Some news stories are guaranteed to send a portentous chill down my spine. On reading that women make up 57 per cent of UK university students, for instance, I felt the usual shiver, and braced myself accordingly.
Sure enough, there followed the old arguments about "feminisation" of schools: the contention that the education system is institutionally non-competitive and unchallenging, and therefore skewed - not against all pupils, but specifically against boys.
In the Daily Mail, for instance, the journalist Jill Parkin suggested that schools now push "a feminised curriculum that benefits girls in almost every single regard . . . Instead of the make-or-break sprint to the exam deadline, boys have to endure stultifying coursework. This system of continuous assessment means that anyone who can call up Google on a computer can cut and paste answers from the internet at home. Girls, with their more patient approach to learning, thrive under such a system."

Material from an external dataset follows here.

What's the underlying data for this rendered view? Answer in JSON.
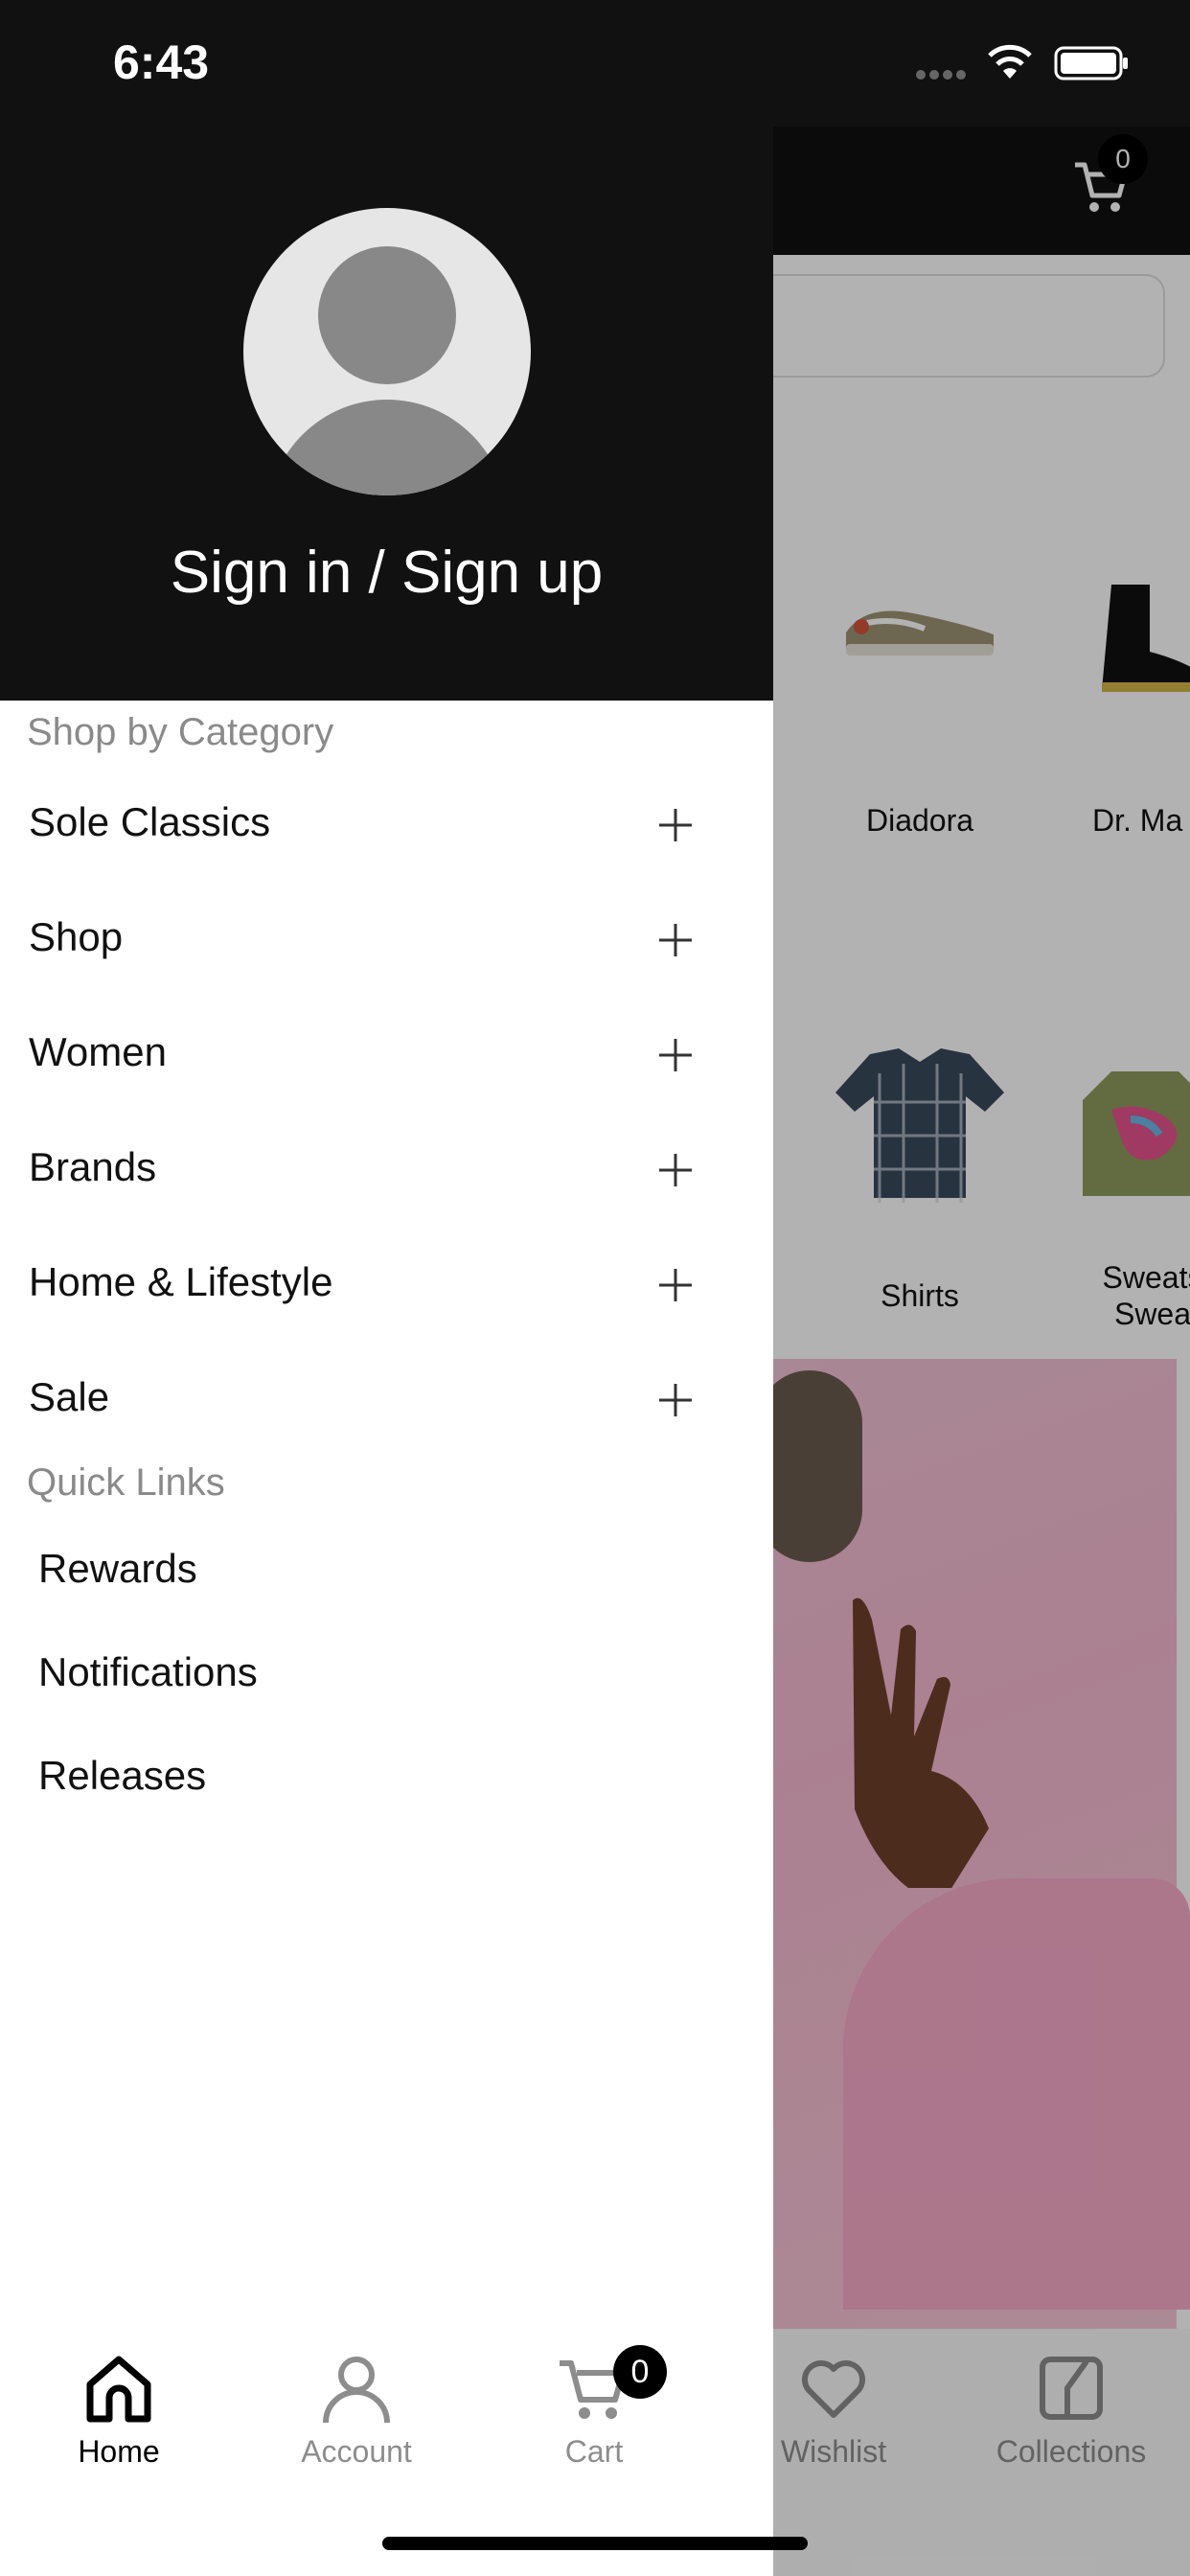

These arguments have been kicking around for years, and they tend to use "feminised" as the ultimate pejorative. The theory runs that boys have been let down by a system that favours the dull over the creative, the diligent over the flamboyant, form-fillers over the daring, the politically correct over the verbally dextrous. In the phrase of the education lecturer Bethan Marshall, these arguments paint female students as being "so dull that they don't mind being bored to death". In so doing, they undermine all those students who succeed in today's system - girls and boys. In agreement with Parkin, the columnist Melanie Phillips argued a few years back that "boys tend to like 'sudden-death' exams. They like taking risks, pitting their wits against the odds. Girls don't. They prefer to work steadily and conscientiously without gambling against memory, the clock and questions from hell."
The problem with these arguments is that they cannot properly account for the reality that, even under old exam systems - the O-level and the eleven-plus - which did not rest on coursework elements or modular assessment, girls consistently outperformed boys.
The theory fails in the context of the current system, too. The kids of today are actually the most examined ever, and it is rare for coursework to make up more than 30 per cent of the assessment criteria for any academic GCSE or A-level. Given such percentages, boys, with their supposed love of "sudden-death" exams, should actually be at a distinct advantage. However, they clearly are not.
There is a debate to be had over the relative achievement of boys and girls - it doesn't benefit any of us for it to fall out of kilter - but this isn't it. There is no reason women's achievements have to be done down simply to bolster the case for those boys who are failing. And the tone of these arguments is particularly annoying because it undermines ideas often mentioned in the same articles, put forward for the benefit of male students, but which clearly would benefit both boys and girls. Who could argue, for instance, against the idea of having more male teachers in schools, giving teachers more freedom and allowing the inclusion of more sport in the timetable?
I have my own theory about why girls outperform boys, and it has nothing to do with the "feminisation" of schools, or essentialist ideas of boys as "risk-takers" and girls as "safe" or "pliant". I don't think it comes down to inherent differences between men and women. As women, we face our education in the knowledge that our routes to achievement have historically been muddied and obscured. My mother, for instance, was one of the many women who scored grades that should have been high enough to take her to grammar school, but who saw a lower-achieving boy sent instead, to even out the student numbers. We carry that history with us, as well as the knowledge that, whatever our educational achievements, we face a pay gap of 17 per cent, even in our first jobs out of university.
Women are achieving at school because we have had it bred into us that the only way to get ahead is to work not just hard, but hardest. We achieve precisely because we are competitive; to argue the opposite is faintly ridiculous. Boys, by comparison, are being held back by a historical, and damaging, sense of entitlement (for those from more affluent backgrounds) or alienation (for those from poorer backgrounds). This is the worrying, and worsening, imbalance that needs to be tackled - and quickly.
Kira Cochrane is women's editor of the Guardian